Extreme Recklessness: Police officers have a very difficult job. Before they chase a suspect, they must consider things like the time of day and the area of town. It might be reasonable to chase a vehicle at high speeds if traffic is light and there are few people around. But a crowd may change this dynamic. Even though it’s hard to do so, police officers still have a duty to perform such an analysis.
Policy Violation: Many departments have permanent, written policies which prohibit high-speed chases. Unfortunately, even the most sternly-worded policy still gives officers considerable discretion. Alternatively, there might be an ad hoc policy, like a dispatcher’s “do not pursue” order.
Many police departments are already experimenting with James Bond-type devices, such as shootable GPS trackers, which may eliminate the need for high-speed chases.

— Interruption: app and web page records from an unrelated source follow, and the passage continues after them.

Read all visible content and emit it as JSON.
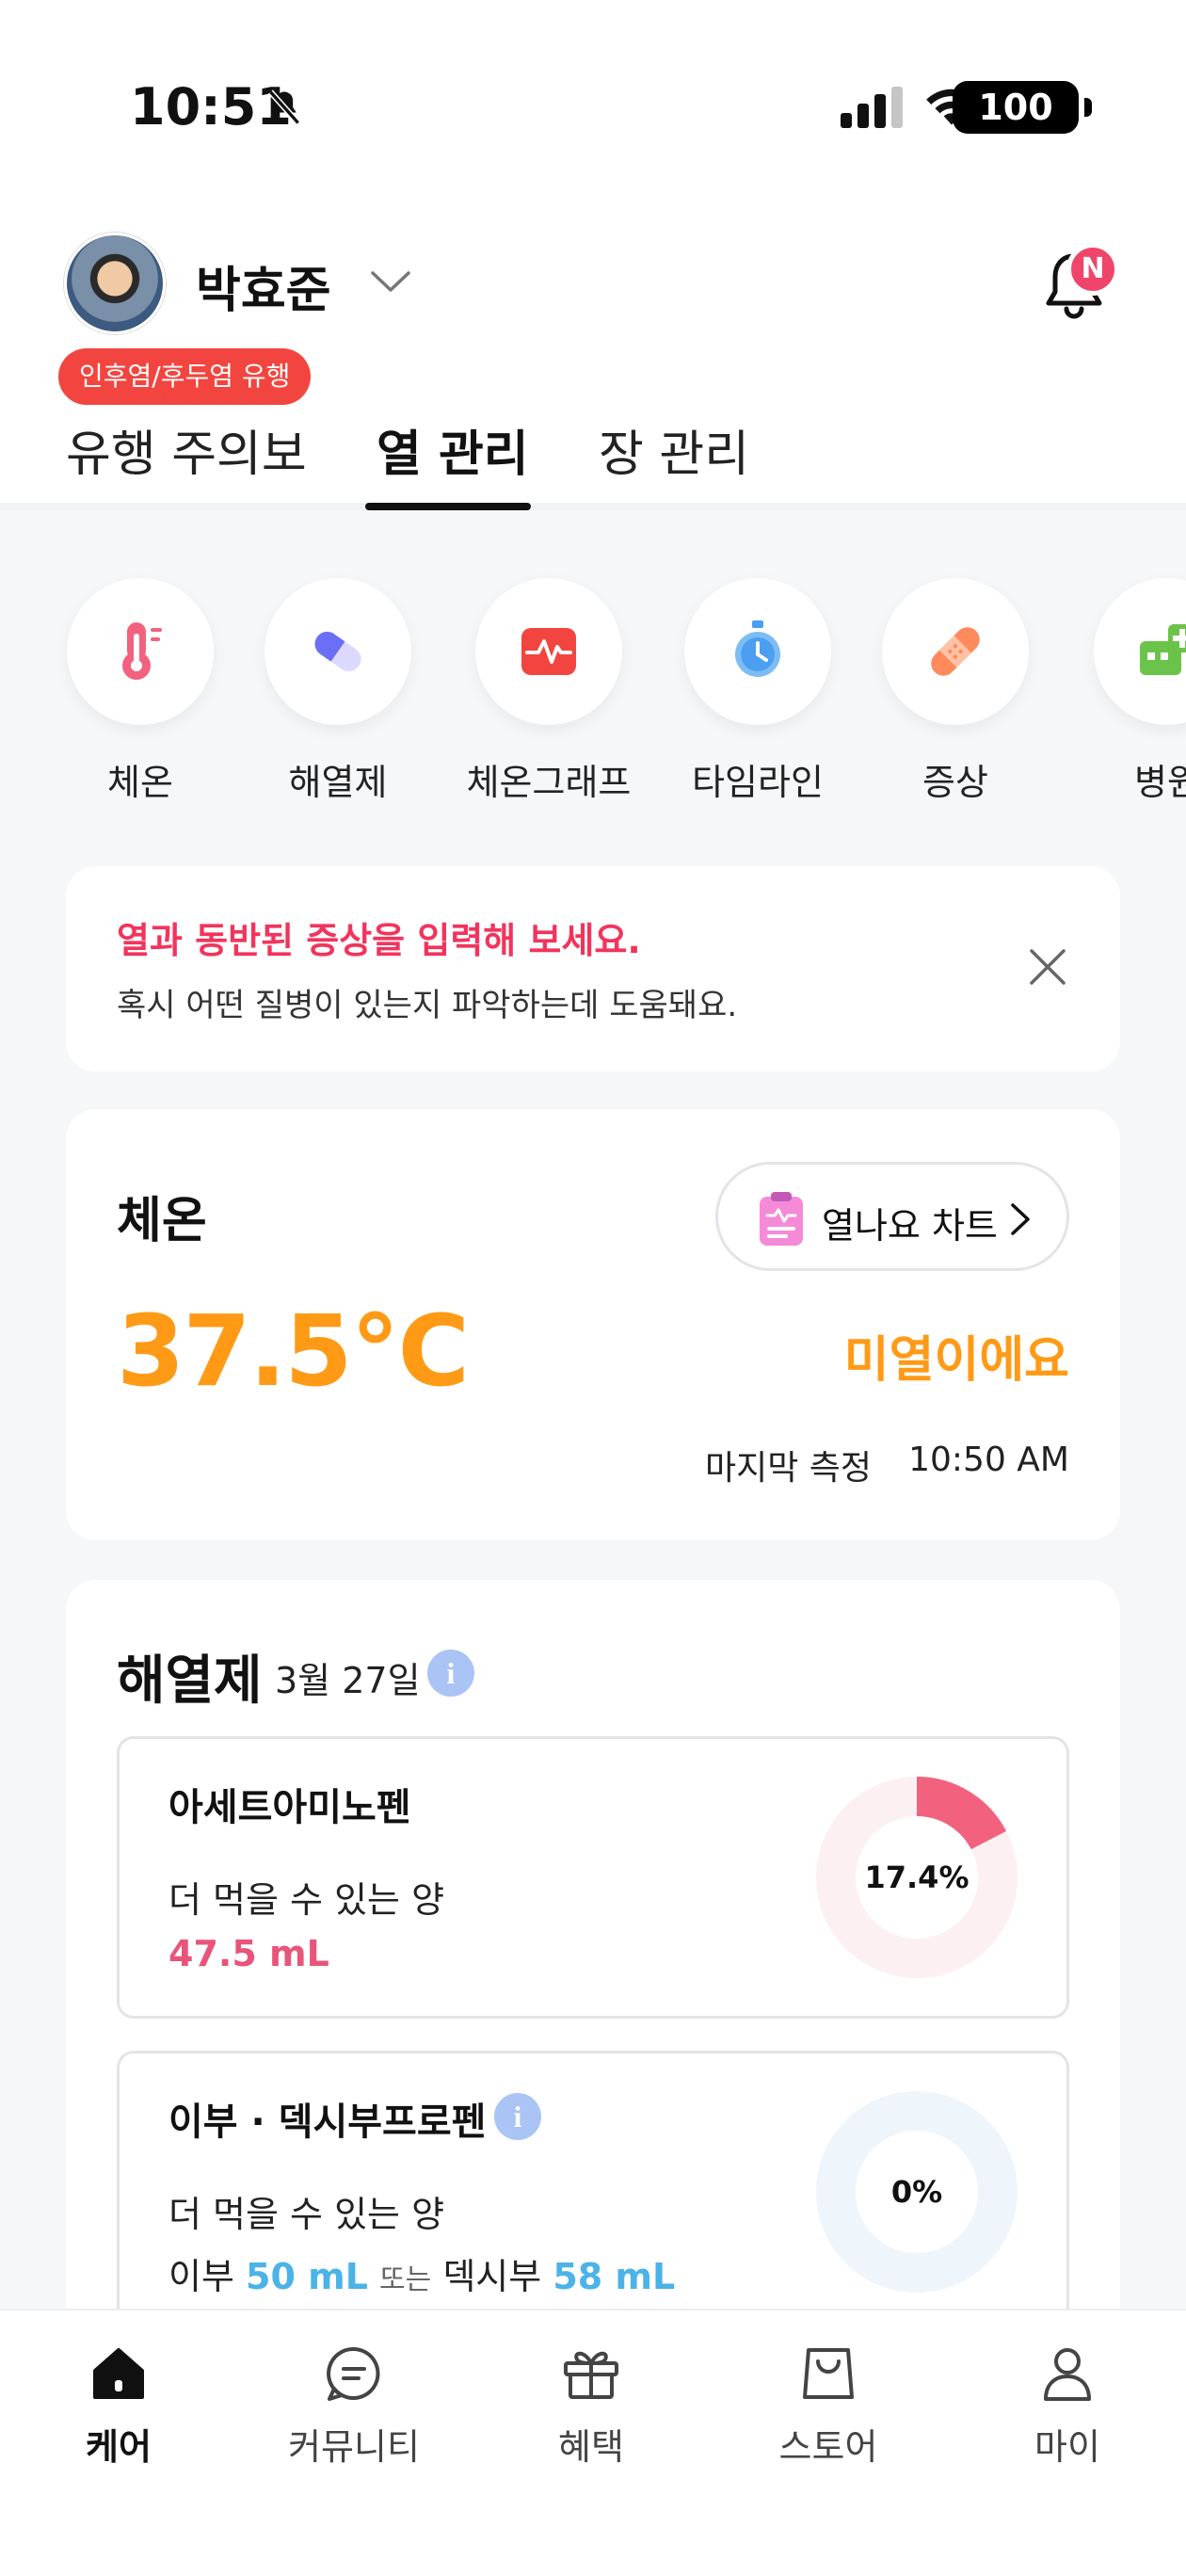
{
  "status_bar": {
    "time": "10:51",
    "battery": "100"
  },
  "profile": {
    "name": "박효준",
    "alert_badge": "인후염/후두염 유행",
    "notification_badge": "N"
  },
  "tabs": [
    {
      "label": "유행 주의보"
    },
    {
      "label": "열 관리",
      "active": true
    },
    {
      "label": "장 관리"
    }
  ],
  "quick_menu": [
    {
      "label": "체온",
      "icon": "thermometer-icon"
    },
    {
      "label": "해열제",
      "icon": "pill-icon"
    },
    {
      "label": "체온그래프",
      "icon": "heart-graph-icon"
    },
    {
      "label": "타임라인",
      "icon": "stopwatch-icon"
    },
    {
      "label": "증상",
      "icon": "bandage-icon"
    },
    {
      "label": "병원",
      "icon": "hospital-icon"
    }
  ],
  "banner": {
    "title": "열과 동반된 증상을 입력해 보세요.",
    "subtitle": "혹시 어떤 질병이 있는지 파악하는데 도움돼요."
  },
  "temperature_card": {
    "title": "체온",
    "chart_button": "열나요 차트",
    "value": "37.5°C",
    "status": "미열이에요",
    "last_label": "마지막 측정",
    "last_time": "10:50 AM",
    "accent_color": "#ff9a16"
  },
  "medicine_card": {
    "title": "해열제",
    "date": "3월 27일",
    "info": "i",
    "drugs": [
      {
        "name": "아세트아미노펜",
        "sub": "더 먹을 수 있는 양",
        "amount": "47.5 mL",
        "percent_label": "17.4%",
        "fraction": 0.174,
        "color": "#f2627f"
      },
      {
        "name": "이부 · 덱시부프로펜",
        "sub": "더 먹을 수 있는 양",
        "row_prefix_1": "이부",
        "amount_1": "50 mL",
        "or": "또는",
        "row_prefix_2": "덱시부",
        "amount_2": "58 mL",
        "percent_label": "0%",
        "fraction": 0,
        "color": "#4bb3e8"
      }
    ]
  },
  "bottom_nav": [
    {
      "label": "케어",
      "icon": "home-icon",
      "active": true
    },
    {
      "label": "커뮤니티",
      "icon": "chat-icon"
    },
    {
      "label": "혜택",
      "icon": "gift-icon"
    },
    {
      "label": "스토어",
      "icon": "shopping-bag-icon"
    },
    {
      "label": "마이",
      "icon": "person-icon"
    }
  ]
}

Even if individual officers caused the wreck, the police department which employs them is legally responsible for damages. According to the respondeat superior rule, employers are liable for the negligent acts their employees commit during the course and scope of employment. Other employer liability theories include negligent hiring and negligent supervision.
These third-party liability theories are especially important in wrongful death and other catastrophic injury claims. Many times, the individual tortfeasor (negligent driver) does not have enough insurance coverage to provide fair compensation to the victim/plaintiff.
Brainerd, MN accident lawyers can usually obtain compensation for tangible economic losses, such as medical bills and lost wages. In car crash claims, medical providers generally do not charge any upfront fees. They agree to wait until the case is resolved to get paid. Additionally, lost wages must consider not only time away from work, but also lost productivity while at work.
Additional compensation is usually available for noneconomic damages, such as pain and suffering, loss of enjoyment in life, and emotional distress. Generally, to calculate these damages, a Brainerd, MN accident lawyer multiplies the economic damages by two, three, or four. That value is a good starting point for pretrial settlement negotiations. These talks resolve most Crow Wing County car wreck claims.
Count on Hard-Hitting Attorneys
Officer-caused car crashes often cause serious injuries. For a free consultation with an experienced Brainerd, MN accident lawyer, contact Carlson & Jones, P.A. You have a limited amount of time to act.